     Workmen pick a cash register off the sidewalk in front of smashed store, Aug. 29, 1964, wrecked during wild night of looting and rioting in North Philadelphia. Rioting that ended in injuries to scores and widespread property damage apparently began in scuffle during a routine arrest. (John F. Urwiller/AP Photo)

    Workmen pick a cash register off the sidewalk in front of smashed store, Aug. 29, 1964, wrecked during wild night of looting and rioting in North Philadelphia. Rioting that ended in injuries to scores and widespread property damage apparently began in scuffle during a routine arrest. (John F. Urwiller/AP Photo)

    Long after the fires from the riots had finally burned out, one question lingered: “Why did they destroy their own neighborhood?” Judge Frederica Massiah-Jackson thinks back to those days in August 1964, when Columbia Avenue erupted.

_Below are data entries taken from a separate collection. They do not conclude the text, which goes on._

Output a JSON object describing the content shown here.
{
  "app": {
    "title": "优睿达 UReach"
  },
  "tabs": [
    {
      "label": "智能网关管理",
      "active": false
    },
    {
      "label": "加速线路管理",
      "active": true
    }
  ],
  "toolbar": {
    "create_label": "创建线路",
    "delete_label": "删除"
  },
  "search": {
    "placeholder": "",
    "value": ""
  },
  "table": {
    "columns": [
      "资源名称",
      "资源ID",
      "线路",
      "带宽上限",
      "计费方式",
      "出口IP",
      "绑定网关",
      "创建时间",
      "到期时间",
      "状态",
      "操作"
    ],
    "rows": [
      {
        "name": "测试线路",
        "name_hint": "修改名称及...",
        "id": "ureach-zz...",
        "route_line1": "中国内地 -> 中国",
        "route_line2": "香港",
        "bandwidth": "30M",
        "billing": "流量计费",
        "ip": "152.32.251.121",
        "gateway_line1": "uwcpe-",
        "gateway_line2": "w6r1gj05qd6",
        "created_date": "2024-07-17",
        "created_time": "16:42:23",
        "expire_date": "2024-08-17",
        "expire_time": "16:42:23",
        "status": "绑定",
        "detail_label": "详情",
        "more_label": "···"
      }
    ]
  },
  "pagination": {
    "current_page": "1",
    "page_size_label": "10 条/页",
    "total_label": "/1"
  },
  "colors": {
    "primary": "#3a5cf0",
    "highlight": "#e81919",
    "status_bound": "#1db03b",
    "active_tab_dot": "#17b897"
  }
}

    “Why did they destroy their own neighborhood?”

    “Why did they loot their own streets?”

    In his book titled, Rivers of Blood, Years of Darkness, author Robert Conot wrote about the 1964 Watts riots in California:

    “If a man has no control over his own fate, he loses interest in the future. If he cannot profit from his own labors, he loses ambition. And if he is beaten back in every attempt to improve himself, he loses hope.”

    So too, on Columbia Avenue, the fear, the desperation and the loss of hope sparked the confrontations. Most importantly, the neighborhood history of oppression and aggression and helplessness.

    I was only 13 years old when Columbia Avenue erupted. Although our family lived a few blocks away at 16th and Jefferson Streets, my parents would not permit my brothers and I to go to see the immediate aftermath.

    What I remember are those red police cars. When the police drove down 16th Street, I held my breath until the car passed by. I did not want to make eye-contact with anyone in the red car. In addition, everyone knew that if you saw a black man and a white man riding in an unmarked car, they were “undercover” police.

    Fifty years later … the more things change, the more things stay the same.

    Want a digest of WHYY’s programs, events & stories? Sign up for our weekly newsletter.

    It will take 126,000 members this year for great news and programs to thrive. Help us get to 100% of the goal.